The Conservative government’s policies and procedures for the management of sex offenders have been driven by public outcry over highly publicized sex offenses. Craig Jones, executive director of the John Howard Society of Canada, calls the changes typical of the Conservative government’s “opportunistic” justice reforms. “They are characterized by a kind of reactive emotionalism driven by populist sensationalism. This is tinkering gone crazy.”
Legislators must avoid such reactionary responses that are based on public fear of this population because the evidence has been unambiguous- many of the policies that have been devised to protect society from violent sexual offenders are ineffective. These failed policies must be eliminated and replaced with policies based on the best available and empirical evidence rather than a media driven national panic. Furthermore, every individual must speak out against these failed policies and demand reforms that work towards making our communities safer, protecting our children, and respecting the dignity of human beings. We will no longer accept ‘feel good’ policies that protect no one, lend a false sense of security, and help foster an environment that makes our children and communities less safe..

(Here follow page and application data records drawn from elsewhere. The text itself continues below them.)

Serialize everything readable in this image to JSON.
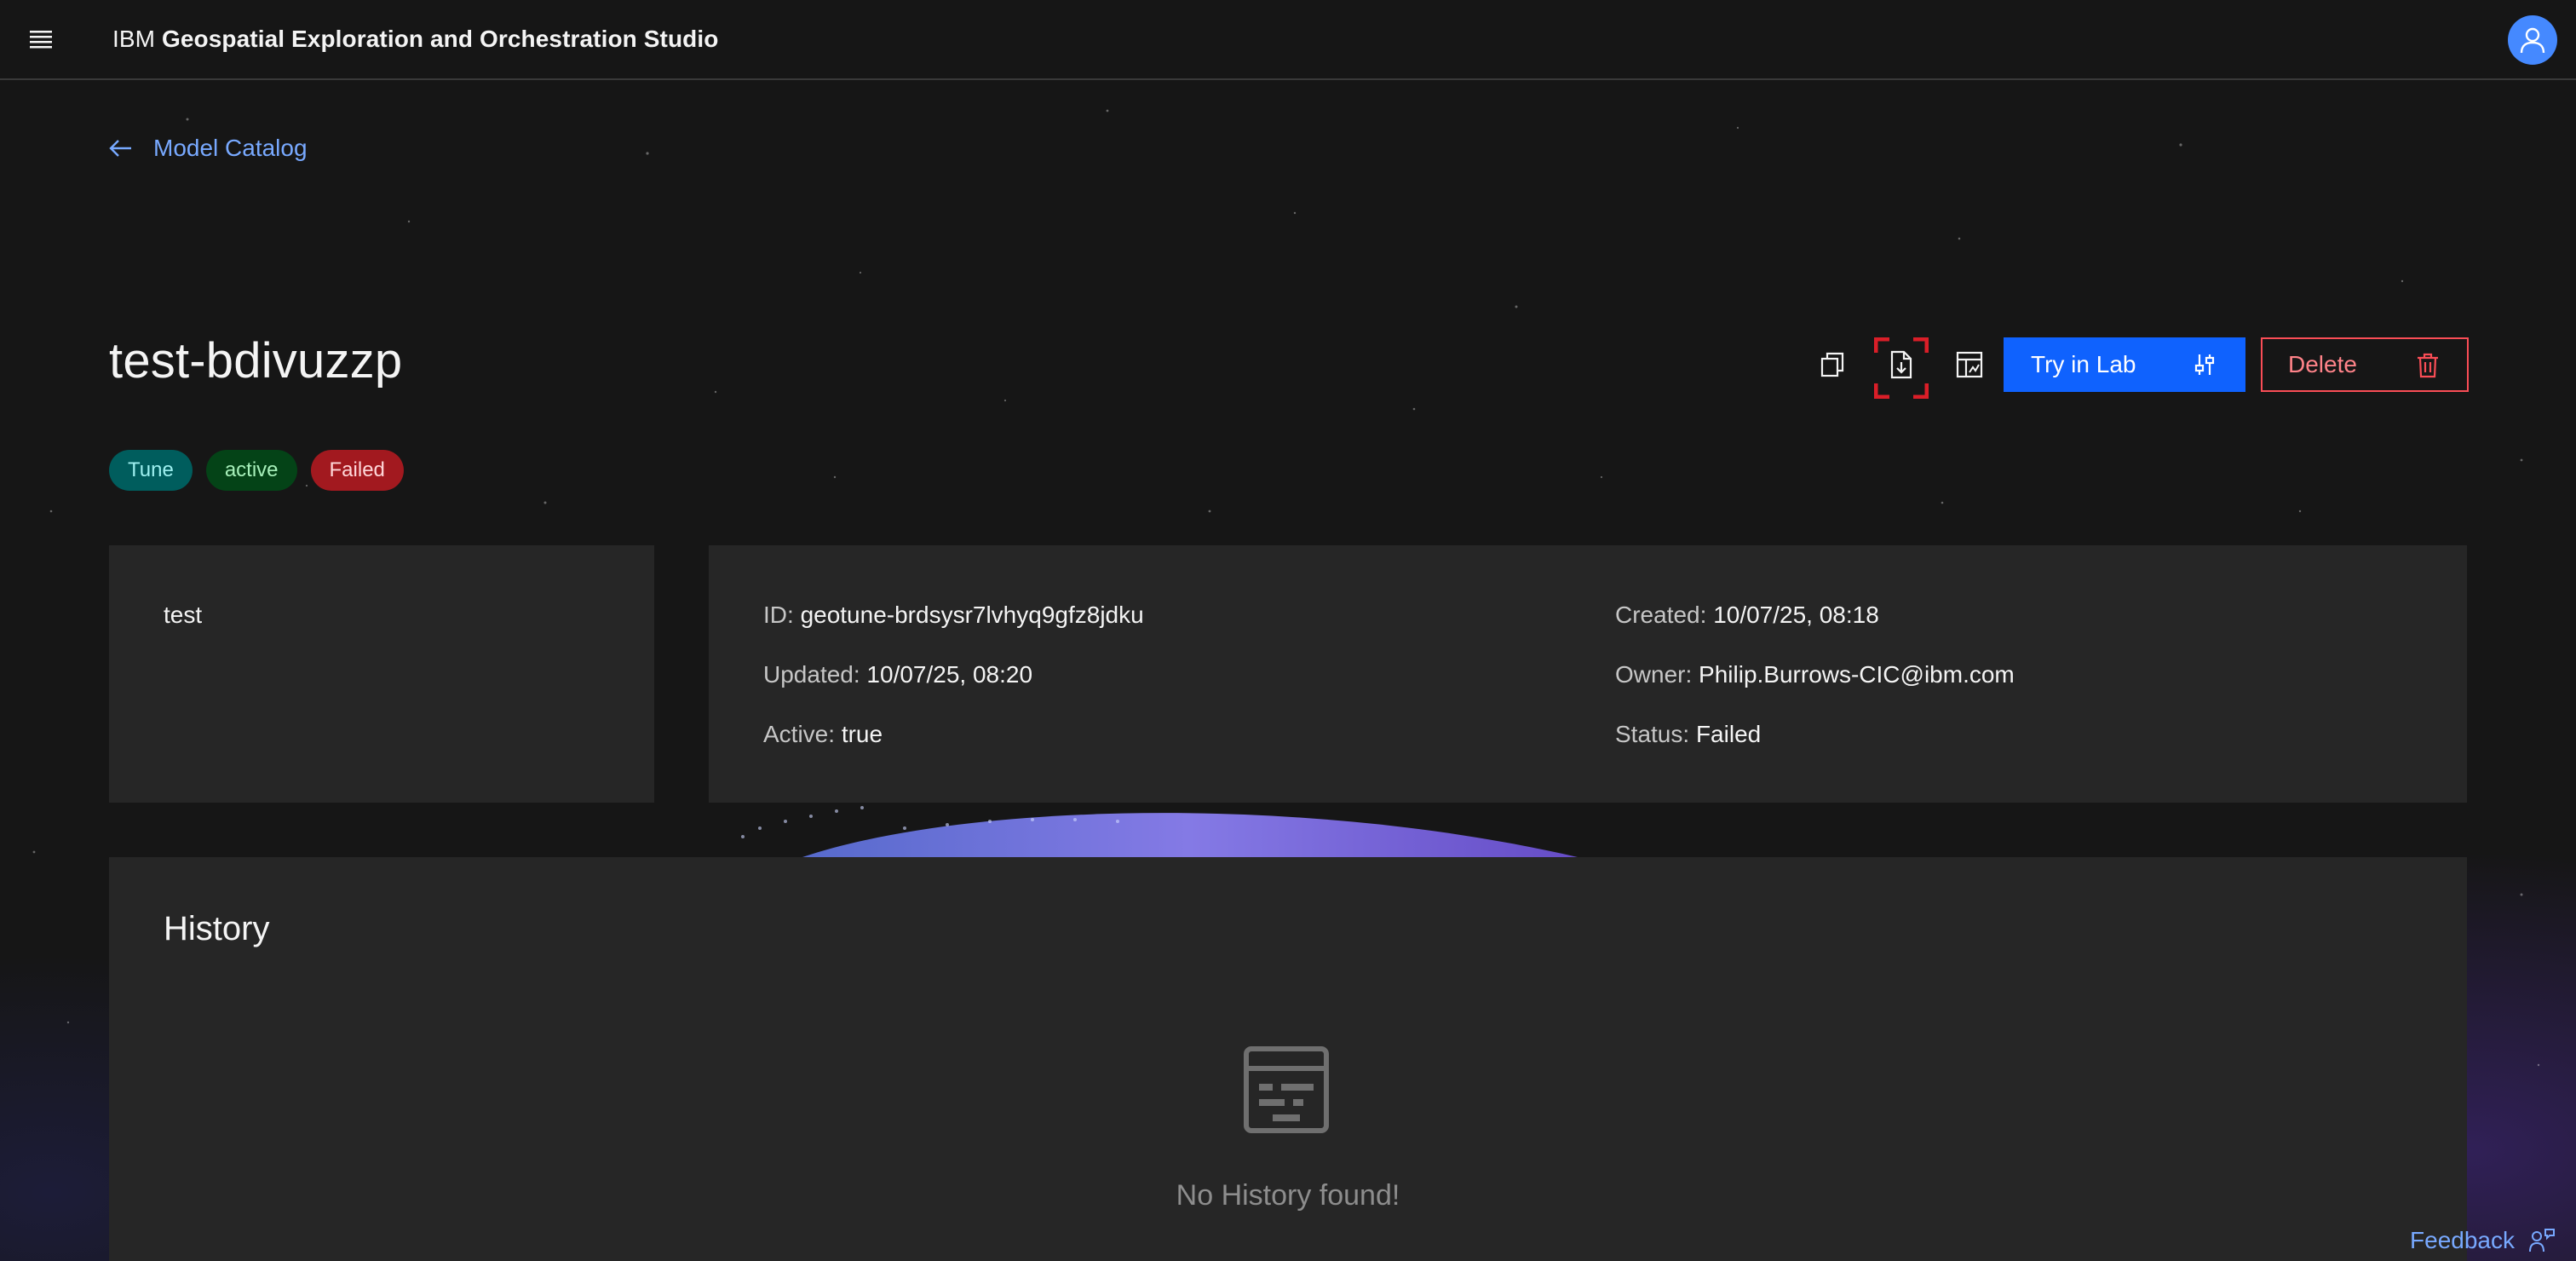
{
  "header": {
    "brand_prefix": "IBM",
    "brand_name": "Geospatial Exploration and Orchestration Studio"
  },
  "back_link": {
    "label": "Model Catalog"
  },
  "model": {
    "title": "test-bdivuzzp",
    "tags": [
      "Tune",
      "active",
      "Failed"
    ]
  },
  "actions": {
    "try_label": "Try in Lab",
    "delete_label": "Delete"
  },
  "description": {
    "text": "test"
  },
  "details": {
    "id_label": "ID:",
    "id_value": "geotune-brdsysr7lvhyq9gfz8jdku",
    "updated_label": "Updated:",
    "updated_value": "10/07/25, 08:20",
    "active_label": "Active:",
    "active_value": "true",
    "created_label": "Created:",
    "created_value": "10/07/25, 08:18",
    "owner_label": "Owner:",
    "owner_value": "Philip.Burrows-CIC@ibm.com",
    "status_label": "Status:",
    "status_value": "Failed"
  },
  "history": {
    "title": "History",
    "empty_text": "No History found!"
  },
  "feedback": {
    "label": "Feedback"
  },
  "colors": {
    "accent": "#0f62fe",
    "danger": "#fa4d56",
    "link": "#78a9ff",
    "card": "#262626",
    "background": "#161616"
  }
}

If journalists, child advocates, lawmakers and police services are serious about wanting to protect society, they should turn away from persecution as a means to an end, and demand laws and practices designed to actually prevent crime while protect the right of people to heal and move forward; this focus should be based upon prevention and rehabilitation. Much of this information exists. The money wasted on tracking ex-felons who are unlikely to re-offend could be much better spent on preventing child abuse in the home and by educational programs designed to teach children how to avoid abusive situations and potential threats. Educational programs designed to give our children information about how sexual predation is perpetrated would bring a far better result.